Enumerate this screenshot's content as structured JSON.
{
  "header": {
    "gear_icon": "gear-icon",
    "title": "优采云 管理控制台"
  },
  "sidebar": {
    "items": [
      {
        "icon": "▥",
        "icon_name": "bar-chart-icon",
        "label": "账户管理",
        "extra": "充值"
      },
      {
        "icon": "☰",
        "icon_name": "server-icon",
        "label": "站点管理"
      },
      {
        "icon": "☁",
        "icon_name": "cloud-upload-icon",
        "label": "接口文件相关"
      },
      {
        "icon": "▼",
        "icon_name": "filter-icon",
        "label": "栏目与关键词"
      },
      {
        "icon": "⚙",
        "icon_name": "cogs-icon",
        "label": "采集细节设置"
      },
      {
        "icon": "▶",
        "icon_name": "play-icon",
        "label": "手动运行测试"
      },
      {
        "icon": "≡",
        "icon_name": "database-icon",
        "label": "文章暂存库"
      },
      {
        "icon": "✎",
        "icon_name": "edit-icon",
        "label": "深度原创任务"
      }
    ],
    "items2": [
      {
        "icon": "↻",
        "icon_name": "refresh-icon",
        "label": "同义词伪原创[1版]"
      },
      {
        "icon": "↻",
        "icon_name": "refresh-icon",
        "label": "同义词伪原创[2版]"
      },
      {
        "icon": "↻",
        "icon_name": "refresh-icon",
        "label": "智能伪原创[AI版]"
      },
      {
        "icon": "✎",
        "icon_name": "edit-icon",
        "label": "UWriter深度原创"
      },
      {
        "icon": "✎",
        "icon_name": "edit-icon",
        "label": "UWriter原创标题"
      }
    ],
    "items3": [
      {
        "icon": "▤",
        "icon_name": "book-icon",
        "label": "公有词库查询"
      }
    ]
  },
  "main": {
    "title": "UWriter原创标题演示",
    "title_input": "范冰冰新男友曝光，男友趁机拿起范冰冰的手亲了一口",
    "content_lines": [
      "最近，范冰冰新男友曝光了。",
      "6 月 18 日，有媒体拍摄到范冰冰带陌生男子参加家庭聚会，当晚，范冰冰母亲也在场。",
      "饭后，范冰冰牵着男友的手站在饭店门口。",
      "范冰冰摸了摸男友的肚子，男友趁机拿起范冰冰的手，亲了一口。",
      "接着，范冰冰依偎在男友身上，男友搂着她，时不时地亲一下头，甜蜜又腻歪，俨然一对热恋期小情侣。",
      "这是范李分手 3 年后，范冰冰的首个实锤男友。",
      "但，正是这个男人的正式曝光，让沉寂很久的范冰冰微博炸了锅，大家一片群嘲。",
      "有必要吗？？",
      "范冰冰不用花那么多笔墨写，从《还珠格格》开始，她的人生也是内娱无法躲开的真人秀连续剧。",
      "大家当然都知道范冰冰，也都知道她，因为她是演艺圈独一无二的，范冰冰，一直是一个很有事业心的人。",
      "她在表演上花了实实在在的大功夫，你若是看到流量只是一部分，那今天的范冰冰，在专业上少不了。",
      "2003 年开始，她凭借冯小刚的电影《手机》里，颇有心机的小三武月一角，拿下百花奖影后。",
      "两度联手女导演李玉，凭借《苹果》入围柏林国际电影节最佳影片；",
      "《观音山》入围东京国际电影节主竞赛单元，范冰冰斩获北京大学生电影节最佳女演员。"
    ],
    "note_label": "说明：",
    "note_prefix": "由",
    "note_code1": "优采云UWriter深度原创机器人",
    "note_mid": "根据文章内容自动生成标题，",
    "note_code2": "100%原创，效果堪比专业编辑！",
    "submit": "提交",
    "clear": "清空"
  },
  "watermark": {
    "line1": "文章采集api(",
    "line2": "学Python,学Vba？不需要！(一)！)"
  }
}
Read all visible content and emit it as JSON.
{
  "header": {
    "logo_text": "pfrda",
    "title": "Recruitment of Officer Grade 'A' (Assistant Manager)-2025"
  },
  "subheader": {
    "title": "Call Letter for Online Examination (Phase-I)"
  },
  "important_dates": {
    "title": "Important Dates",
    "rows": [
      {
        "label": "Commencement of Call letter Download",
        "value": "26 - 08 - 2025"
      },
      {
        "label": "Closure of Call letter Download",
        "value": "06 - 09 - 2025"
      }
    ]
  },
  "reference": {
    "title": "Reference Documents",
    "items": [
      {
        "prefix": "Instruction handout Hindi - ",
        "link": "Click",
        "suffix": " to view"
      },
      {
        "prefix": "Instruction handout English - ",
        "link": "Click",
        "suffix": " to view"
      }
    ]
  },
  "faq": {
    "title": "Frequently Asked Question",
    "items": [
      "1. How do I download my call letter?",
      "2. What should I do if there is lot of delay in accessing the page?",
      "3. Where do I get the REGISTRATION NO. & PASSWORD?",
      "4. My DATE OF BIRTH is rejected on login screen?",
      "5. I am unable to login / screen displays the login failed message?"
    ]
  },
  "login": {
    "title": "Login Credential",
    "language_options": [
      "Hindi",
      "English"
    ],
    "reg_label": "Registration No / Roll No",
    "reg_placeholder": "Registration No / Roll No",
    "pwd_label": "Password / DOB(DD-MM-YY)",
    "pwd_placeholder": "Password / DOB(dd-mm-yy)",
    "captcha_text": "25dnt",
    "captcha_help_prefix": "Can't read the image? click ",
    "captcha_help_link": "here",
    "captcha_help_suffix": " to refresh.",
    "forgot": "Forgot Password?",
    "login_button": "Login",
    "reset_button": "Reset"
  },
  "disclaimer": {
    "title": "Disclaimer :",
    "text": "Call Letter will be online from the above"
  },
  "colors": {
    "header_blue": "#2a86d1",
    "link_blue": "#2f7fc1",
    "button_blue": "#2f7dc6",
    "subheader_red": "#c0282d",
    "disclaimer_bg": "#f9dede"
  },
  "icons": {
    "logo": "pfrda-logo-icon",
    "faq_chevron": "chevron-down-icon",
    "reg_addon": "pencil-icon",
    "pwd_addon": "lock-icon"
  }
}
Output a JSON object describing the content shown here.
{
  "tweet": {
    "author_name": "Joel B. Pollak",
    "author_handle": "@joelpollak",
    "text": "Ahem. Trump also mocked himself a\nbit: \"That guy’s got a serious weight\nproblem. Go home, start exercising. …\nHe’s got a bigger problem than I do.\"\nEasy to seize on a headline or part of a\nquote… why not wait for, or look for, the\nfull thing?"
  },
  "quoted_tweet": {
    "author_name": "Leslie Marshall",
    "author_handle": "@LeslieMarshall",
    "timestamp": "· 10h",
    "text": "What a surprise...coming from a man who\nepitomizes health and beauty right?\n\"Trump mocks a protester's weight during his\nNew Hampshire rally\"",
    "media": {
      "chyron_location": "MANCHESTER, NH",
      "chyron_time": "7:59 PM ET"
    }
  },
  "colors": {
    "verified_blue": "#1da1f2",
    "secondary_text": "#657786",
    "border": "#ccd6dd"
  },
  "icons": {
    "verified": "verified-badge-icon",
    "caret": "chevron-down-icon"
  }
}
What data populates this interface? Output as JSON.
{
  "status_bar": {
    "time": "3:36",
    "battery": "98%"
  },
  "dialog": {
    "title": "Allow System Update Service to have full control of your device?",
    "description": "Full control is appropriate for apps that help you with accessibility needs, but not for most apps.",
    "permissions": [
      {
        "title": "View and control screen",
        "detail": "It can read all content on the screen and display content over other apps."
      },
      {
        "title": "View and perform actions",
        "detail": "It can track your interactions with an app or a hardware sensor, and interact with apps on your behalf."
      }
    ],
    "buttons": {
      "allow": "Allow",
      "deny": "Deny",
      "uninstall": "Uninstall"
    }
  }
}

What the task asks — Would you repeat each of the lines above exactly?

Result of the task —
Enumerate this screenshot's content as structured JSON.
{
  "header": {
    "gear_icon": "gear-icon",
    "title": "优采云 管理控制台"
  },
  "sidebar": {
    "items": [
      {
        "icon": "▥",
        "icon_name": "bar-chart-icon",
        "label": "账户管理",
        "extra": "充值"
      },
      {
        "icon": "☰",
        "icon_name": "server-icon",
        "label": "站点管理"
      },
      {
        "icon": "☁",
        "icon_name": "cloud-upload-icon",
        "label": "接口文件相关"
      },
      {
        "icon": "▼",
        "icon_name": "filter-icon",
        "label": "栏目与关键词"
      },
      {
        "icon": "⚙",
        "icon_name": "cogs-icon",
        "label": "采集细节设置"
      },
      {
        "icon": "▶",
        "icon_name": "play-icon",
        "label": "手动运行测试"
      },
      {
        "icon": "≡",
        "icon_name": "database-icon",
        "label": "文章暂存库"
      },
      {
        "icon": "✎",
        "icon_name": "edit-icon",
        "label": "深度原创任务"
      }
    ],
    "items2": [
      {
        "icon": "↻",
        "icon_name": "refresh-icon",
        "label": "同义词伪原创[1版]"
      },
      {
        "icon": "↻",
        "icon_name": "refresh-icon",
        "label": "同义词伪原创[2版]"
      },
      {
        "icon": "↻",
        "icon_name": "refresh-icon",
        "label": "智能伪原创[AI版]"
      },
      {
        "icon": "✎",
        "icon_name": "edit-icon",
        "label": "UWriter深度原创"
      },
      {
        "icon": "✎",
        "icon_name": "edit-icon",
        "label": "UWriter原创标题"
      }
    ],
    "items3": [
      {
        "icon": "▤",
        "icon_name": "book-icon",
        "label": "公有词库查询"
      }
    ]
  },
  "main": {
    "title": "UWriter原创标题演示",
    "title_input": "范冰冰新男友曝光，男友趁机拿起范冰冰的手亲了一口",
    "content_lines": [
      "最近，范冰冰新男友曝光了。",
      "6 月 18 日，有媒体拍摄到范冰冰带陌生男子参加家庭聚会，当晚，范冰冰母亲也在场。",
      "饭后，范冰冰牵着男友的手站在饭店门口。",
      "范冰冰摸了摸男友的肚子，男友趁机拿起范冰冰的手，亲了一口。",
      "接着，范冰冰依偎在男友身上，男友搂着她，时不时地亲一下头，甜蜜又腻歪，俨然一对热恋期小情侣。",
      "这是范李分手 3 年后，范冰冰的首个实锤男友。",
      "但，正是这个男人的正式曝光，让沉寂很久的范冰冰微博炸了锅，大家一片群嘲。",
      "有必要吗？？",
      "范冰冰不用花那么多笔墨写，从《还珠格格》开始，她的人生也是内娱无法躲开的真人秀连续剧。",
      "大家当然都知道范冰冰，也都知道她，因为她是演艺圈独一无二的，范冰冰，一直是一个很有事业心的人。",
      "她在表演上花了实实在在的大功夫，你若是看到流量只是一部分，那今天的范冰冰，在专业上少不了。",
      "2003 年开始，她凭借冯小刚的电影《手机》里，颇有心机的小三武月一角，拿下百花奖影后。",
      "两度联手女导演李玉，凭借《苹果》入围柏林国际电影节最佳影片；",
      "《观音山》入围东京国际电影节主竞赛单元，范冰冰斩获北京大学生电影节最佳女演员。"
    ],
    "note_label": "说明：",
    "note_prefix": "由",
    "note_code1": "优采云UWriter深度原创机器人",
    "note_mid": "根据文章内容自动生成标题，",
    "note_code2": "100%原创，效果堪比专业编辑！",
    "submit": "提交",
    "clear": "清空"
  },
  "watermark": {
    "line1": "文章采集api(",
    "line2": "学Python,学Vba？不需要！(一)！)"
  }
}
Read all visible content and emit it as JSON.
{
  "header": {
    "logo_text": "pfrda",
    "title": "Recruitment of Officer Grade 'A' (Assistant Manager)-2025"
  },
  "subheader": {
    "title": "Call Letter for Online Examination (Phase-I)"
  },
  "important_dates": {
    "title": "Important Dates",
    "rows": [
      {
        "label": "Commencement of Call letter Download",
        "value": "26 - 08 - 2025"
      },
      {
        "label": "Closure of Call letter Download",
        "value": "06 - 09 - 2025"
      }
    ]
  },
  "reference": {
    "title": "Reference Documents",
    "items": [
      {
        "prefix": "Instruction handout Hindi - ",
        "link": "Click",
        "suffix": " to view"
      },
      {
        "prefix": "Instruction handout English - ",
        "link": "Click",
        "suffix": " to view"
      }
    ]
  },
  "faq": {
    "title": "Frequently Asked Question",
    "items": [
      "1. How do I download my call letter?",
      "2. What should I do if there is lot of delay in accessing the page?",
      "3. Where do I get the REGISTRATION NO. & PASSWORD?",
      "4. My DATE OF BIRTH is rejected on login screen?",
      "5. I am unable to login / screen displays the login failed message?"
    ]
  },
  "login": {
    "title": "Login Credential",
    "language_options": [
      "Hindi",
      "English"
    ],
    "reg_label": "Registration No / Roll No",
    "reg_placeholder": "Registration No / Roll No",
    "pwd_label": "Password / DOB(DD-MM-YY)",
    "pwd_placeholder": "Password / DOB(dd-mm-yy)",
    "captcha_text": "25dnt",
    "captcha_help_prefix": "Can't read the image? click ",
    "captcha_help_link": "here",
    "captcha_help_suffix": " to refresh.",
    "forgot": "Forgot Password?",
    "login_button": "Login",
    "reset_button": "Reset"
  },
  "disclaimer": {
    "title": "Disclaimer :",
    "text": "Call Letter will be online from the above"
  },
  "colors": {
    "header_blue": "#2a86d1",
    "link_blue": "#2f7fc1",
    "button_blue": "#2f7dc6",
    "subheader_red": "#c0282d",
    "disclaimer_bg": "#f9dede"
  },
  "icons": {
    "logo": "pfrda-logo-icon",
    "faq_chevron": "chevron-down-icon",
    "reg_addon": "pencil-icon",
    "pwd_addon": "lock-icon"
  }
}
Output a JSON object describing the content shown here.
{
  "tweet": {
    "author_name": "Joel B. Pollak",
    "author_handle": "@joelpollak",
    "text": "Ahem. Trump also mocked himself a\nbit: \"That guy’s got a serious weight\nproblem. Go home, start exercising. …\nHe’s got a bigger problem than I do.\"\nEasy to seize on a headline or part of a\nquote… why not wait for, or look for, the\nfull thing?"
  },
  "quoted_tweet": {
    "author_name": "Leslie Marshall",
    "author_handle": "@LeslieMarshall",
    "timestamp": "· 10h",
    "text": "What a surprise...coming from a man who\nepitomizes health and beauty right?\n\"Trump mocks a protester's weight during his\nNew Hampshire rally\"",
    "media": {
      "chyron_location": "MANCHESTER, NH",
      "chyron_time": "7:59 PM ET"
    }
  },
  "colors": {
    "verified_blue": "#1da1f2",
    "secondary_text": "#657786",
    "border": "#ccd6dd"
  },
  "icons": {
    "verified": "verified-badge-icon",
    "caret": "chevron-down-icon"
  }
}
What data populates this interface? Output as JSON.
{
  "status_bar": {
    "time": "3:36",
    "battery": "98%"
  },
  "dialog": {
    "title": "Allow System Update Service to have full control of your device?",
    "description": "Full control is appropriate for apps that help you with accessibility needs, but not for most apps.",
    "permissions": [
      {
        "title": "View and control screen",
        "detail": "It can read all content on the screen and display content over other apps."
      },
      {
        "title": "View and perform actions",
        "detail": "It can track your interactions with an app or a hardware sensor, and interact with apps on your behalf."
      }
    ],
    "buttons": {
      "allow": "Allow",
      "deny": "Deny",
      "uninstall": "Uninstall"
    }
  }
}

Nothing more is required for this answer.